Thu, Nov 24 2011 03:39 | 1:1, cellphones, computer, digital-literacy, onetoone, online, parent, responsibility, safety, searching, tips, values
As a parent the worst things you can do is avoid getting involved, "I don't understand this stuff." If your children are good users then they should be able to teach you what you do need to know, when you need to know it and you can add other knowledge and skills (i.e. what they are not telling you) from some of the sites listed below.
What is most important is for your children to realise that using digital devices is a privilege (especially if adults purchased them) and that as a parent you have the right to monitor their use. For the parent, it is important to realise that you are taking your pupils on a journey from a more innocent and protected place to a point when you say goodbye and you know they have learned behaviours, values and skills that they can independently apply to their digital device use and that will enable them to be great digital citizens.
Talk about and setup a family home contract (set of negotiated rules) for use at home. Write out, discuss, spend time with your child on this and then all sign. Include items like reserving the right to check your child's Facebook page, laptop account, Internet history email and chat. Here is a sample contract.
Install filter software if you feel it is required.

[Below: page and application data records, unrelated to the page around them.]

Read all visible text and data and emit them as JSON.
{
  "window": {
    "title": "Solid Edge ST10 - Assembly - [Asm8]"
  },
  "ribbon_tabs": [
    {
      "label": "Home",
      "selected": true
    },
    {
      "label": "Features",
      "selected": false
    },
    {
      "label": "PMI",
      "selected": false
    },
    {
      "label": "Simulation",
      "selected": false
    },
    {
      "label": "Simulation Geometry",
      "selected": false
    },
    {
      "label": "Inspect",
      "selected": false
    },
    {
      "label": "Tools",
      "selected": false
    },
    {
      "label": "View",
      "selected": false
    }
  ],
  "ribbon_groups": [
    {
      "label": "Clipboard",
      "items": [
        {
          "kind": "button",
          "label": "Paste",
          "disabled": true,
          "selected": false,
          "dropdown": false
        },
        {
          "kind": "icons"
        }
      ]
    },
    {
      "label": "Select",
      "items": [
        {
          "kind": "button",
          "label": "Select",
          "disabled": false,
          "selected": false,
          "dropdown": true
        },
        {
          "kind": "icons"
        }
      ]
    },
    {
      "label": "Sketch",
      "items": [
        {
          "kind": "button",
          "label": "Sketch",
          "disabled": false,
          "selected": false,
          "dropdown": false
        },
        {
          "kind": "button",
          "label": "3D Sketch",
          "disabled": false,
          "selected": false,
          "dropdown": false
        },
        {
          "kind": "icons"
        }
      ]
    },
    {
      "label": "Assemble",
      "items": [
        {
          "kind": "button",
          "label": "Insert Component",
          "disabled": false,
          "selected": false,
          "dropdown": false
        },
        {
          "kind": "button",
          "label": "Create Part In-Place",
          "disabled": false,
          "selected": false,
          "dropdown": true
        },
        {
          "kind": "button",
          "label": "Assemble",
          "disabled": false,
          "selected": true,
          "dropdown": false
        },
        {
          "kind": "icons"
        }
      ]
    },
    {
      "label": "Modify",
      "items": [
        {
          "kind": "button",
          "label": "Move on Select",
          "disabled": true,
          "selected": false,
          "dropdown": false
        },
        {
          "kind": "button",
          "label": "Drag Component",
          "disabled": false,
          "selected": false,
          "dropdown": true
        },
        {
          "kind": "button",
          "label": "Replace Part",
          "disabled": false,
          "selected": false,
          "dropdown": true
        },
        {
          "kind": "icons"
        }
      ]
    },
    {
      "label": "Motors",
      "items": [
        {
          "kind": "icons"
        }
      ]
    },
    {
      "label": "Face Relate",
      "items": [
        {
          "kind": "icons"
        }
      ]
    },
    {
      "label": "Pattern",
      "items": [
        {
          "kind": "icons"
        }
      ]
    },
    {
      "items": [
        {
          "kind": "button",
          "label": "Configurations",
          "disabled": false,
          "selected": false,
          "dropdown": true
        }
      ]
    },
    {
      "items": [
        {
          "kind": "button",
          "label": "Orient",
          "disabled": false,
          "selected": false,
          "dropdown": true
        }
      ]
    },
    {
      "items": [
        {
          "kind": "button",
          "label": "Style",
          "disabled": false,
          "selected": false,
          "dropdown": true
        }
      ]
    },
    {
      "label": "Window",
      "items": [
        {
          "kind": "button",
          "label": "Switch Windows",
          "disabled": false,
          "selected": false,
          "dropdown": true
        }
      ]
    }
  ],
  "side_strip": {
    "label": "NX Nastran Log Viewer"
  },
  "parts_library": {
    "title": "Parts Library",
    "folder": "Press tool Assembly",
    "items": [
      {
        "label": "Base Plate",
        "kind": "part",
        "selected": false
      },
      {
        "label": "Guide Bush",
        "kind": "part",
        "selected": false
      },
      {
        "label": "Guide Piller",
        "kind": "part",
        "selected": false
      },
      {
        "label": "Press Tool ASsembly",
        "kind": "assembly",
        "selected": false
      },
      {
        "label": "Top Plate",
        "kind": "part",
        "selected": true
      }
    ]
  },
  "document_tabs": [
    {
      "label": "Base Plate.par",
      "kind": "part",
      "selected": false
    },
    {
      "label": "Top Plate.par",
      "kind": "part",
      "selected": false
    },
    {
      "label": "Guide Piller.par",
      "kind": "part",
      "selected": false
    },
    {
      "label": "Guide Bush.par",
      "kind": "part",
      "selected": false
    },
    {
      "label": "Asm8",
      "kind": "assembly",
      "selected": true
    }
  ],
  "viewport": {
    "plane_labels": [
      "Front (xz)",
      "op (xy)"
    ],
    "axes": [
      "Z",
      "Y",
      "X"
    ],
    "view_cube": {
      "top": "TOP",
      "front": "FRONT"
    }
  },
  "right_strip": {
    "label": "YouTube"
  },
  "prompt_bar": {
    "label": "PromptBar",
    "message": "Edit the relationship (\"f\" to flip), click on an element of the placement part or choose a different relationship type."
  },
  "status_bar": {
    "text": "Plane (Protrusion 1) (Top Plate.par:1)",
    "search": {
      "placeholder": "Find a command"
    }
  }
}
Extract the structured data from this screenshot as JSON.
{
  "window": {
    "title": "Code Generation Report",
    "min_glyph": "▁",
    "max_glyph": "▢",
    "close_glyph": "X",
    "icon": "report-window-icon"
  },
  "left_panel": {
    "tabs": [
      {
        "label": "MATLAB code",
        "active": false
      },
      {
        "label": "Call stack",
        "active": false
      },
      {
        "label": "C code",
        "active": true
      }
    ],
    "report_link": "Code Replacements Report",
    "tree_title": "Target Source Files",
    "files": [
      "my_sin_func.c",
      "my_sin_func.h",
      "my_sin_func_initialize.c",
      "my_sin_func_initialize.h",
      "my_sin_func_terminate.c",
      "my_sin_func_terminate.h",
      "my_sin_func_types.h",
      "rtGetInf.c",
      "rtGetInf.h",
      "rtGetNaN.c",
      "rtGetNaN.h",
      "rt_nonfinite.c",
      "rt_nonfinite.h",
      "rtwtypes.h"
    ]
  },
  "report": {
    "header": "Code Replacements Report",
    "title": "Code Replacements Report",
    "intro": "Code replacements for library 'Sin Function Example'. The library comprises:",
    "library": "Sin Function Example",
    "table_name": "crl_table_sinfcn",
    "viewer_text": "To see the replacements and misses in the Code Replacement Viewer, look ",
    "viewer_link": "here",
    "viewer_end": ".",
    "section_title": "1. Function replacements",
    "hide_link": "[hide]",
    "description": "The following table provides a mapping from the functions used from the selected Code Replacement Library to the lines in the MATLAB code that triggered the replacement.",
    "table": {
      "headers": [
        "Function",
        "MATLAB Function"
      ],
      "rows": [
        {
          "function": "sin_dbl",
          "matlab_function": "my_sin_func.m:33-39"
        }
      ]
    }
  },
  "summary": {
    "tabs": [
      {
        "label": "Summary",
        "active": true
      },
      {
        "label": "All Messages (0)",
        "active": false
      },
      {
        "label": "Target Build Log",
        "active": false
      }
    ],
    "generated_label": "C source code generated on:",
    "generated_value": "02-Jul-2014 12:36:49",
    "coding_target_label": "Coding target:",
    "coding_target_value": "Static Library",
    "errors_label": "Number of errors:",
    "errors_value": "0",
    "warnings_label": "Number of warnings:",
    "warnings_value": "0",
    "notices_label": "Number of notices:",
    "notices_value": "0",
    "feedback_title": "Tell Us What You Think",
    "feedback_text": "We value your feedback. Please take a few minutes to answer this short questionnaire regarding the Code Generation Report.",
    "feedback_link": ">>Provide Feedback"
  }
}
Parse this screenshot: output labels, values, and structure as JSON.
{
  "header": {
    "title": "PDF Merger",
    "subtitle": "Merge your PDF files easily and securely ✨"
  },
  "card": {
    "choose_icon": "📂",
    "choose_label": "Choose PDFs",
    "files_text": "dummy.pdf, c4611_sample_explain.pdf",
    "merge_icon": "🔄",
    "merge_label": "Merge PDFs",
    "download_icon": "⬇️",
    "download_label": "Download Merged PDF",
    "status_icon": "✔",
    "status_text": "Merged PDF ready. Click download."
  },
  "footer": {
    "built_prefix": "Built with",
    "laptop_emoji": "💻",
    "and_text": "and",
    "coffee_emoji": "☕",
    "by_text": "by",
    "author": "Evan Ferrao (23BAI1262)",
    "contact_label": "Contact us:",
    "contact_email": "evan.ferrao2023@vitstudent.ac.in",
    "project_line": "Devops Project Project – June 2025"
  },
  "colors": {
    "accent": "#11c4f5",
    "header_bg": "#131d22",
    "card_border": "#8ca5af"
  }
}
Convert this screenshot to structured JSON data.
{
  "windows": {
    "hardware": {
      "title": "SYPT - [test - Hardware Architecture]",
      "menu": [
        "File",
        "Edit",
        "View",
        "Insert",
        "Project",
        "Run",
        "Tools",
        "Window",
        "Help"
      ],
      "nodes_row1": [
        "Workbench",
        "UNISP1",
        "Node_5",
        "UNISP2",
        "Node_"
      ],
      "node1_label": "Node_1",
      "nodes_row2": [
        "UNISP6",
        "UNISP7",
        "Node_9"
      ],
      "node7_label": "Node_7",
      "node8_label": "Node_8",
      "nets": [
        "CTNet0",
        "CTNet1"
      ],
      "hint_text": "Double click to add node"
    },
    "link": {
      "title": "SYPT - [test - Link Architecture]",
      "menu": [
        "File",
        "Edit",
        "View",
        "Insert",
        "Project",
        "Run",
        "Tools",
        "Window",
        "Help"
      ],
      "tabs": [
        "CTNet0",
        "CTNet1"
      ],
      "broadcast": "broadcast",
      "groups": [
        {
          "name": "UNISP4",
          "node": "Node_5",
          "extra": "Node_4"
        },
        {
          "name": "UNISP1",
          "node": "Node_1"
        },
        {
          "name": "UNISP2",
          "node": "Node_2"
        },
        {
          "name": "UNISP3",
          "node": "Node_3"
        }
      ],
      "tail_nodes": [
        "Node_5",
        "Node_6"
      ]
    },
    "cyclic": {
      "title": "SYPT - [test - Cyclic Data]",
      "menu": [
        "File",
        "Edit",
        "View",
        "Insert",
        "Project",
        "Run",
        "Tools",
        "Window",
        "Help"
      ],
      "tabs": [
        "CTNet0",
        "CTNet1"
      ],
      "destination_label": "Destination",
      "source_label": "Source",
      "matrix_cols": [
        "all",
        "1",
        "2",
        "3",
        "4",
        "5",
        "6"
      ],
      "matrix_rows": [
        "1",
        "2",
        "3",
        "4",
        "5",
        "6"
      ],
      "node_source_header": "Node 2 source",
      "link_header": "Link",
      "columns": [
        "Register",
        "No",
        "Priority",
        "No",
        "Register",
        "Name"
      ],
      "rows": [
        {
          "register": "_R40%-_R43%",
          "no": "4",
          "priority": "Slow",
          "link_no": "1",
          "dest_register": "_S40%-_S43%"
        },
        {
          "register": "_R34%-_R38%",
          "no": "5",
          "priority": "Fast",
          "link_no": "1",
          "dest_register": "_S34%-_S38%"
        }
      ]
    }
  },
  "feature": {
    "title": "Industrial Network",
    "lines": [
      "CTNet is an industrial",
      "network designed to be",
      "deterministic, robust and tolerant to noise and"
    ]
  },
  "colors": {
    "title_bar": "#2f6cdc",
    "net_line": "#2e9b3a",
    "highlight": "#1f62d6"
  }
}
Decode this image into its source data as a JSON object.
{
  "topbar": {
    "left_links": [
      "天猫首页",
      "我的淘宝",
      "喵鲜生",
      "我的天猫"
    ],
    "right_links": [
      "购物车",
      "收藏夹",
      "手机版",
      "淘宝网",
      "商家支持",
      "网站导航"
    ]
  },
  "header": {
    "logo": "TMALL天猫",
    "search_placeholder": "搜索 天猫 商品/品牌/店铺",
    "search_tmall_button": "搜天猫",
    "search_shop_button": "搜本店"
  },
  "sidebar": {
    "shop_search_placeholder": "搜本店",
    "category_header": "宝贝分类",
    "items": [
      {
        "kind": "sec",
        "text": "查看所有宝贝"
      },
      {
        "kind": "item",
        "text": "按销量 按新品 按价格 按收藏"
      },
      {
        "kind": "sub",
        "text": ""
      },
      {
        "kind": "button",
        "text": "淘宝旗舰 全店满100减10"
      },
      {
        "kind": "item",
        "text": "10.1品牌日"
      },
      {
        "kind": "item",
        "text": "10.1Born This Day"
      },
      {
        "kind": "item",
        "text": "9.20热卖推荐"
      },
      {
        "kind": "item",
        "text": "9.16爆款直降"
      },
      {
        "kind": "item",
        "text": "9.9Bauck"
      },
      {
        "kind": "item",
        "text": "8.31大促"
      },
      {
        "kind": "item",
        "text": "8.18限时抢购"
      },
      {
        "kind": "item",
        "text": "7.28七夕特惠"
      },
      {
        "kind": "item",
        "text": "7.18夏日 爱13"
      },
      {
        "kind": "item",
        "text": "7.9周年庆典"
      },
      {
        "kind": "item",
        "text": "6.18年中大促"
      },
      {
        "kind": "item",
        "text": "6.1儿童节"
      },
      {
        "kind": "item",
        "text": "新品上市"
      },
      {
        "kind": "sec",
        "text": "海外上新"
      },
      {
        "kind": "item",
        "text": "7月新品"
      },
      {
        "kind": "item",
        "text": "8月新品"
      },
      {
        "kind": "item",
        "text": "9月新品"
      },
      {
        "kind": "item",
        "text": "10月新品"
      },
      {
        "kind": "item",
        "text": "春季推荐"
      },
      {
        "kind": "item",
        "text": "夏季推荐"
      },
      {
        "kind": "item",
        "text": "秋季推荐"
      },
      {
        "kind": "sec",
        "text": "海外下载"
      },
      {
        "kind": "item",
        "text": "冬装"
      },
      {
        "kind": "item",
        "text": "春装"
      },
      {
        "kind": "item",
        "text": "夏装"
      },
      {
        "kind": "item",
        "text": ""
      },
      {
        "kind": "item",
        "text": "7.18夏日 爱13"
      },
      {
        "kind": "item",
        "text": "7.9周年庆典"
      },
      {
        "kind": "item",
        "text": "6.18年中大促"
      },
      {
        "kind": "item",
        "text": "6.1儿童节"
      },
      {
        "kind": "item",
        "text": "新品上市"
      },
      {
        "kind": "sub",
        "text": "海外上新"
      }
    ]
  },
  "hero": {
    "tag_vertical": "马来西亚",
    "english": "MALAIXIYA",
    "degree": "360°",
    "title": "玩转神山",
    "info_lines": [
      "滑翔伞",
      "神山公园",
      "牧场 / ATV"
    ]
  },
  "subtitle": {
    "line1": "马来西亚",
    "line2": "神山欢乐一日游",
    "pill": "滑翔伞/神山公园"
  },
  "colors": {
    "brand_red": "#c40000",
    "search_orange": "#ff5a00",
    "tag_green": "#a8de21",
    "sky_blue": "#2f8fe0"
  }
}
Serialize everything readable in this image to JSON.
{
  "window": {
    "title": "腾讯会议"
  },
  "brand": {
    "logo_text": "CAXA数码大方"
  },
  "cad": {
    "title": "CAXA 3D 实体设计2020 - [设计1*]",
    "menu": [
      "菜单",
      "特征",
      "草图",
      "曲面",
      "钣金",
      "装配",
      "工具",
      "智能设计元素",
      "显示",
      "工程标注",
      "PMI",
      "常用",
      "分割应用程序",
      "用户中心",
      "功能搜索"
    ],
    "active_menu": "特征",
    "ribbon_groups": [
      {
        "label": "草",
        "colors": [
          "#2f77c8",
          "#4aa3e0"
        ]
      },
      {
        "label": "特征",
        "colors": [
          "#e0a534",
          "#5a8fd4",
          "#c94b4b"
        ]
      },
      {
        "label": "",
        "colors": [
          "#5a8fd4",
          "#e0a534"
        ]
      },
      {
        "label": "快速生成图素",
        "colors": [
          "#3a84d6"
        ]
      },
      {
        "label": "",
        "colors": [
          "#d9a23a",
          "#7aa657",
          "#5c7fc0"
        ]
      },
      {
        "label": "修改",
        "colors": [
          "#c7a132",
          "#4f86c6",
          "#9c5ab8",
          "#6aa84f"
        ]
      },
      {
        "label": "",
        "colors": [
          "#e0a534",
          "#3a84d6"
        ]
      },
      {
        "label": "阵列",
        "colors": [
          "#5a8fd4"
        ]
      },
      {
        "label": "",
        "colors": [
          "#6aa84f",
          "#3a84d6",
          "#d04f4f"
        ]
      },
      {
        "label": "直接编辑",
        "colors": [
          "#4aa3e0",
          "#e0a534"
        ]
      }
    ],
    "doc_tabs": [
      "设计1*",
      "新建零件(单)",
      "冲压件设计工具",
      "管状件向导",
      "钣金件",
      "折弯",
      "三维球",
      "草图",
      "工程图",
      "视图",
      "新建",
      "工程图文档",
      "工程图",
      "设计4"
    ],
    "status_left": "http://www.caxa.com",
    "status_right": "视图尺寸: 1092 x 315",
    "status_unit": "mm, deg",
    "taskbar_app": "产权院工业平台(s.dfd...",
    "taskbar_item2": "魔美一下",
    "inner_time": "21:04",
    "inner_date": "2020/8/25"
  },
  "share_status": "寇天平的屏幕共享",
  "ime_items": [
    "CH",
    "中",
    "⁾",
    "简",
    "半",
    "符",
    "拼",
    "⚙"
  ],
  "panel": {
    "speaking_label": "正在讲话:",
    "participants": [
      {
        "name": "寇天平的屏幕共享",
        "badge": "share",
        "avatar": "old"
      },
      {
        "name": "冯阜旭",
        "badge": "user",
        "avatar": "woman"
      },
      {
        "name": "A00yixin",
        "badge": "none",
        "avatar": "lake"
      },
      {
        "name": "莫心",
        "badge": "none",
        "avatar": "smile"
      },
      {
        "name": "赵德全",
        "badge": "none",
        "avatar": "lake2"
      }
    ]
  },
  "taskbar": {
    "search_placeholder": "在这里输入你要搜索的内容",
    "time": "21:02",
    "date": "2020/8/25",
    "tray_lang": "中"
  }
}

Check what is happening. Your children will see/hear inappropriate material from time to time and it is important to have lines of communication open so that you can chat to them and discuss issues. Have learning conversations like, "Show me the most interesting recent site you have visited from your Internet history." I expect history to be always tere, part of our school contract, missing means something has been hidden! So a simple question likes this engages you with your child in their learning but gives you a chance to quietly check.
Keep doors open. Do NOT punish the child who saw something inappropriate and told you, that is exactly what you want to encourage, so thank them and either block the site or change the method of searching.
Attend school Workshops or other meetings. If your school has given you oportunities to learn in this area then grab them with both hands. They will have a lot of experience and information to offer you and remember that what you don't quite get you can always follow up later on with your own children as you will at least know where to start. I.E. "I know you can have more than one Internet browser on our computer. How many do we have? Do we really need four? Let's choose the best two together?"
NZ Article on K9
Our Delicious Cyber-Digital Citizenship for Parents Stack.
Fri, Jan 21 2011 12:32 | 1:1, apple, computer, digital-literacy, how-to, mac, parent, skills, software, tips
To provide a benchmark and a positive start to your 1:1 experience, these will guide you to the basic skills that are important for success with your new device. They only focus on important skills and habit not on the learning and learning competencies that will also be part of the 1:1 implementation. Click on the files below to download.
You will be presented with a certificate when you have achieved these Expert or Ultra-Expert levels. There are Skills ladders for most of the programs we use. They help us learn to use the programs better, to pass bronze, silver or gold for the I.C.T. Crew and to set learning goals. Look at the full set of I.C.T. Rubrics here or below .